Exercise
Among the records below, find the lines that contain "Hammond" and copy each of them.

Information provided
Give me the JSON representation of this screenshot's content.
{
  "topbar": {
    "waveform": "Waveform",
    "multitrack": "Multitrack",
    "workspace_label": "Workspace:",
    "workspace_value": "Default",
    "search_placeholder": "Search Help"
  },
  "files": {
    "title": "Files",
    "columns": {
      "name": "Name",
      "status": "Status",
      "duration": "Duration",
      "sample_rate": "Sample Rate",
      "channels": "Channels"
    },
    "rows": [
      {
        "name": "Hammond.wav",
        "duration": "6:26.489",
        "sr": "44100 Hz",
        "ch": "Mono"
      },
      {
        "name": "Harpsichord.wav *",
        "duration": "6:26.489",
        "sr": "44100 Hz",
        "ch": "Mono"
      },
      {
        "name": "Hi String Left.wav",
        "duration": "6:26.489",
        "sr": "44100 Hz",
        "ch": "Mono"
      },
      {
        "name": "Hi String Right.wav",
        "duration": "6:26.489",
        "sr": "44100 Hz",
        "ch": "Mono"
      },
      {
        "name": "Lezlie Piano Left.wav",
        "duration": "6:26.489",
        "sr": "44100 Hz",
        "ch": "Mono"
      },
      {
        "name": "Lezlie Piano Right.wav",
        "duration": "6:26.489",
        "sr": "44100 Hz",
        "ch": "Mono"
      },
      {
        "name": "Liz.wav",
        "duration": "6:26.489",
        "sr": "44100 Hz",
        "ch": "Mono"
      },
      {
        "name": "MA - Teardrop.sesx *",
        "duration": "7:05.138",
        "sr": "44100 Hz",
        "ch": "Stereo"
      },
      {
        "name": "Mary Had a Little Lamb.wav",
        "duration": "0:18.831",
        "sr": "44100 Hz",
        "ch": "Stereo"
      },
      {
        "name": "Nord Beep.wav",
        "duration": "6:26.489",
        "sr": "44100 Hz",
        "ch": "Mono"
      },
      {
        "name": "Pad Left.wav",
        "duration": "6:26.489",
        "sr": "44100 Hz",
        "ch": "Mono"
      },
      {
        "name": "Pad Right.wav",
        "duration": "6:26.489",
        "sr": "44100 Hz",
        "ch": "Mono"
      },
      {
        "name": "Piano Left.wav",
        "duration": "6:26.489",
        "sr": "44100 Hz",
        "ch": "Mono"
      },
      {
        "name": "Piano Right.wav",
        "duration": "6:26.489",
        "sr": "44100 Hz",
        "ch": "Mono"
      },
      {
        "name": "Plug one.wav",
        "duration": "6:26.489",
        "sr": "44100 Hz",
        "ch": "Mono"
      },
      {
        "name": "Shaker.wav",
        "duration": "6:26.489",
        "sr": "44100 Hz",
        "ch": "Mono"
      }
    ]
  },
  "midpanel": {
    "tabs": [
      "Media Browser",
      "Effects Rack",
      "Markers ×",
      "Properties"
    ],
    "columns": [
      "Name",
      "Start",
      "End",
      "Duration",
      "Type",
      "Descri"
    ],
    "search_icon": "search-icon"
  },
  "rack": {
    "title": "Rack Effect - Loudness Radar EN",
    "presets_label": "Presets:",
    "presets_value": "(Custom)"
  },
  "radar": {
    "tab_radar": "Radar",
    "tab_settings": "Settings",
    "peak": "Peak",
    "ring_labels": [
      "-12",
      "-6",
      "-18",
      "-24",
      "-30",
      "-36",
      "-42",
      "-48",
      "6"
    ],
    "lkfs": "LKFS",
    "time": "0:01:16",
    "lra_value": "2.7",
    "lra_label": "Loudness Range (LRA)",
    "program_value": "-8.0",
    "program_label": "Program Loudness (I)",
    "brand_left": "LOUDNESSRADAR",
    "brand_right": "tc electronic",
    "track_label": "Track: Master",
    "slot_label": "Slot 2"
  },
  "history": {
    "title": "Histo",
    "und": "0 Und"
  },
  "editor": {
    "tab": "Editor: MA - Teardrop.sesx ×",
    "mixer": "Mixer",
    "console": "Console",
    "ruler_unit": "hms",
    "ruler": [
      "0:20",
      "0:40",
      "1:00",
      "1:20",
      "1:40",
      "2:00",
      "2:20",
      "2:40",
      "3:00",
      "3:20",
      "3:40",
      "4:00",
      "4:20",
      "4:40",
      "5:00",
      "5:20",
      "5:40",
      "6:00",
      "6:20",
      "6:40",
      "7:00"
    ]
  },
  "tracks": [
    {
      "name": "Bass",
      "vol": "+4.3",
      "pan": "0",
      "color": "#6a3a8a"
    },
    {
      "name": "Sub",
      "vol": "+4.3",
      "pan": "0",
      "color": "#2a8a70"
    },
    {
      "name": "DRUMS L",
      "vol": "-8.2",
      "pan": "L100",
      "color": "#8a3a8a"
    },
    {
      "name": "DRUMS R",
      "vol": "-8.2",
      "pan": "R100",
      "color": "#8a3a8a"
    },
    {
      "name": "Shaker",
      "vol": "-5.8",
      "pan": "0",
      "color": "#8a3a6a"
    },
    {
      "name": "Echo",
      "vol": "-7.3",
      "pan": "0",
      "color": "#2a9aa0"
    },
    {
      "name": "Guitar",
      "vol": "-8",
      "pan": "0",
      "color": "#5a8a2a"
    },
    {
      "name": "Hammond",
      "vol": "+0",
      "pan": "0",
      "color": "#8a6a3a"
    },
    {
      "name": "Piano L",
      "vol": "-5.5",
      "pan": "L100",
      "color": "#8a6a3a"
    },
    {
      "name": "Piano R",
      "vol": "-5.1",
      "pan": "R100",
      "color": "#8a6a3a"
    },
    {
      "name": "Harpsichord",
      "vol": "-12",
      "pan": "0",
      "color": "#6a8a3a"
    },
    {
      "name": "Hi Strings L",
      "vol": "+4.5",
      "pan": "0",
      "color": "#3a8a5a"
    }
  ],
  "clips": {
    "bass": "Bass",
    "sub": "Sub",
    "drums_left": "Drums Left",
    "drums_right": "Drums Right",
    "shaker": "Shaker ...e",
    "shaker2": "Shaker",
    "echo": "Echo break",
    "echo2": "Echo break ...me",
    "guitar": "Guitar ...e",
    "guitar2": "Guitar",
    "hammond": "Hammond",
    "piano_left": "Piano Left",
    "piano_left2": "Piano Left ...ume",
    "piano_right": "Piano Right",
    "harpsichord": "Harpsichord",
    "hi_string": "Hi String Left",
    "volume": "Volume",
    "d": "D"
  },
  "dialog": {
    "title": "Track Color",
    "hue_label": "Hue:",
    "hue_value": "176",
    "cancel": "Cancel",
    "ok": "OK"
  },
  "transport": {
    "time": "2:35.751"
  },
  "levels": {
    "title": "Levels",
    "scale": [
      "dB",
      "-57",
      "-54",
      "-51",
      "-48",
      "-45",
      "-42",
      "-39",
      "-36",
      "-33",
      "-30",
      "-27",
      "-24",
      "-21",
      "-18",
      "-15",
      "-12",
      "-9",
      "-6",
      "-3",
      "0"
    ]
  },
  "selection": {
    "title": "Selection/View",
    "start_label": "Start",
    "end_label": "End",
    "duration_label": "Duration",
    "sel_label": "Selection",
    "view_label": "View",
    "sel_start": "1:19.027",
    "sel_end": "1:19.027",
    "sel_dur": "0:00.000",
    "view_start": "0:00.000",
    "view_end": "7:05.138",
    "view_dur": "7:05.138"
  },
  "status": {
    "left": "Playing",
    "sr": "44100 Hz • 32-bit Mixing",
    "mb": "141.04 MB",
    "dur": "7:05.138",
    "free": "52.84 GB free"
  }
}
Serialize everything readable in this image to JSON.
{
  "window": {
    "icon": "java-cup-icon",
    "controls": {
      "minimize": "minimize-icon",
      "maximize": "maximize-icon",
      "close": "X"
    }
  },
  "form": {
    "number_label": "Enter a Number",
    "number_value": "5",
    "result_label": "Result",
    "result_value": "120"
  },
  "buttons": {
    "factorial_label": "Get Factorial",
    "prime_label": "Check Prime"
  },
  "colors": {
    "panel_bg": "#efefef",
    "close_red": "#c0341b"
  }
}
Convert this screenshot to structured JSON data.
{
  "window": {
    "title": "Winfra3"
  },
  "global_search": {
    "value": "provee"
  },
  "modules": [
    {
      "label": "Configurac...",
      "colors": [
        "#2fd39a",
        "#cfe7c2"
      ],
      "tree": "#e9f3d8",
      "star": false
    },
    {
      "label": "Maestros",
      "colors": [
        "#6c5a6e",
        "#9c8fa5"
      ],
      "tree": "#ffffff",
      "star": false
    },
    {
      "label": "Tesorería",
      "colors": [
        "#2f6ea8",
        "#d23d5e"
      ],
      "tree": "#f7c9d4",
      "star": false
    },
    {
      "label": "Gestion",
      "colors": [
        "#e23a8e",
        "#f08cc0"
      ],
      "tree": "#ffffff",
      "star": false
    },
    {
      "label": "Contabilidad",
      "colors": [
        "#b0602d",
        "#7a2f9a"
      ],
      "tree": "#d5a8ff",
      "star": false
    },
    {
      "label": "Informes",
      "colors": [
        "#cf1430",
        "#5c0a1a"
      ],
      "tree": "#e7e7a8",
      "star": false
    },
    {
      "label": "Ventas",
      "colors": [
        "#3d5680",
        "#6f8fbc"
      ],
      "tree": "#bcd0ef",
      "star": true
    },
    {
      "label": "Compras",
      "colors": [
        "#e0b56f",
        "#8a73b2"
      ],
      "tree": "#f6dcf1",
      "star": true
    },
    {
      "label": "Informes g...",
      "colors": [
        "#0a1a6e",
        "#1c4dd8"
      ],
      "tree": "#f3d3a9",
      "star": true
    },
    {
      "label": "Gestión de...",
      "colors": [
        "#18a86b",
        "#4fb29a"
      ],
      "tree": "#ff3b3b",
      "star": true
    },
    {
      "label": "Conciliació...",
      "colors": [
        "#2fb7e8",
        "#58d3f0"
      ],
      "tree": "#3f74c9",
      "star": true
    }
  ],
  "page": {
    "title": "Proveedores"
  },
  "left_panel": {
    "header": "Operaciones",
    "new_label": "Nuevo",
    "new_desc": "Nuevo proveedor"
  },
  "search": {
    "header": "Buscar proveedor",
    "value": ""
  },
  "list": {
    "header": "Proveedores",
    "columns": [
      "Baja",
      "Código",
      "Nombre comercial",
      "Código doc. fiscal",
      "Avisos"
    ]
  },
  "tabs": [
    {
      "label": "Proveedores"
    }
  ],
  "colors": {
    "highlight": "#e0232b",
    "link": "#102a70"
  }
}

Exercise response
        "name": "Hammond.wav",
      "name": "Hammond",
    "hammond": "Hammond",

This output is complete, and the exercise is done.